Overlooking the narrow English channel, Brighton has been a historical crossroad. For centuries, people, artefacts and ideas travelling from continental Europe to Britain and vice versa, have stopped by its coastlines. Hence, it is quite appropriate that the city hosted Europe’s biggest heritage event of the year. Museum and heritage professionals from across the world descended on Brighton for this year’s Museums Association Conference. The breezy, maritime weather of the city provided the perfect backdrop to envisage strategies for unleashing the transformative potentials of museums by placing them at the heart of communities.
Our world in the new millennium is plagued by drastic political shifts, demographic crises, growing inequalities, a rise of prejudice and emerging concerns about climate change.
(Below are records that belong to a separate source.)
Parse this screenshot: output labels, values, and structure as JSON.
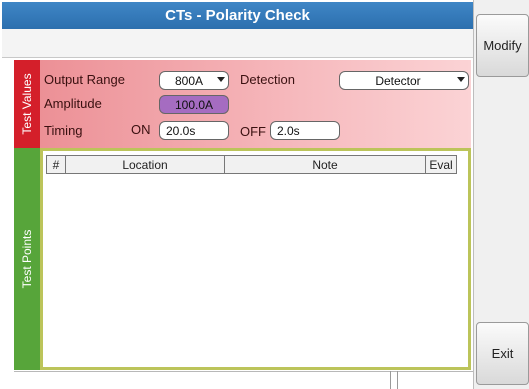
{
  "title": "CTs - Polarity Check",
  "side_buttons": {
    "modify": "Modify",
    "exit": "Exit"
  },
  "test_values": {
    "tab_label": "Test Values",
    "output_range_label": "Output Range",
    "output_range_value": "800A",
    "detection_label": "Detection",
    "detection_value": "Detector",
    "amplitude_label": "Amplitude",
    "amplitude_value": "100.0A",
    "timing_label": "Timing",
    "on_label": "ON",
    "on_value": "20.0s",
    "off_label": "OFF",
    "off_value": "2.0s"
  },
  "test_points": {
    "tab_label": "Test Points",
    "columns": [
      "#",
      "Location",
      "Note",
      "Eval"
    ],
    "rows": []
  },
  "colors": {
    "title_bar": "#2f74b5",
    "test_values_tab": "#d41f2a",
    "test_points_tab": "#57a53a",
    "amplitude_field": "#a56cc1"
  }
}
The only fruitful way forward appears to be an advocacy for holistic, sustainable, ethical and egalitarian communities. And the museum sector, as facilitator of dialogues between the past and present, can provide crucial interventions for a saner, secure future. With such an ambition, the conference played host to delegates of numerous backgrounds and nationalities, brainstorming and pulling their resources for a more ethical, sustainable and inclusive heritage management culture.
The first day began with a keynote address by Sharon Heal, Director of the Museums Association. She emphasised on building lateral solidarity with numerous strands of ethical activism about climate change. She also stressed upon museums as compassionate institutions with the potential to change lives. While engaging with the human factor the museums must focus on the lived experiences rather than on impersonal statistics, she added. Hedadd Fychan, Head of Policy and Public Affairs reiterated this issue of personal connection and compassion by emphasizing that ‘museums are not neutral’, and one must embrace this fact. Due to this, the museums must be innovative in their approach to sponsorships and self-sustainability, she added.
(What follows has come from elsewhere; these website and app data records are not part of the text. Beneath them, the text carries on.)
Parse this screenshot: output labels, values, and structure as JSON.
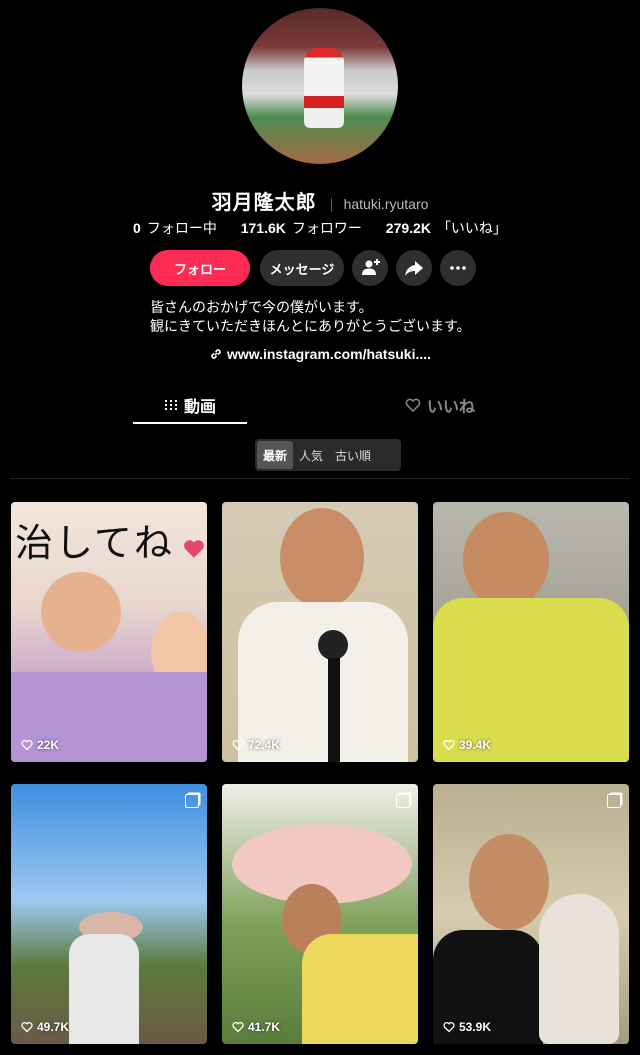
{
  "profile": {
    "name": "羽月隆太郎",
    "handle": "hatuki.ryutaro",
    "stats": {
      "following_count": "0",
      "following_label": "フォロー中",
      "followers_count": "171.6K",
      "followers_label": "フォロワー",
      "likes_count": "279.2K",
      "likes_label": "「いいね」"
    },
    "buttons": {
      "follow": "フォロー",
      "message": "メッセージ"
    },
    "bio_line1": "皆さんのおかげで今の僕がいます。",
    "bio_line2": "観にきていただきほんとにありがとうございます。",
    "link": "www.instagram.com/hatsuki...."
  },
  "tabs": {
    "videos": "動画",
    "likes": "いいね"
  },
  "sort": {
    "latest": "最新",
    "popular": "人気",
    "oldest": "古い順"
  },
  "videos": [
    {
      "views": "22K",
      "caption": "治してね"
    },
    {
      "views": "72.4K"
    },
    {
      "views": "39.4K"
    },
    {
      "views": "49.7K"
    },
    {
      "views": "41.7K"
    },
    {
      "views": "53.9K"
    }
  ]
}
With the growing concerns for ethical and personal issues in professional contexts, the first day of the conference witnessed a well-attended panel on situating the #metoo movement in the museum sector. Participating in the panel, Adele Patrick, Clare Gunnaway and Irene Aristizabal focused on the importance of acknowledging the role of feminism, and fair practices for a safe and inclusive workplace. The days ended on a jolly note with a conference party at the Royal Pavilion in Brighton.
To sum up, the conference has been able to bring together different voices of different professionals in the museum sector on equal footing at the same pedestal. The events of the first day engendered an overwhelmingly positive atmosphere to discuss and deliberate upon an ethical, sustainable and inclusive future for museums. A future hopefully enabled to response effectively to rapidly changing economic, political and environmental realities. I would take this opportunity to thank ITP Team Claire and Anna for having us here in this conference.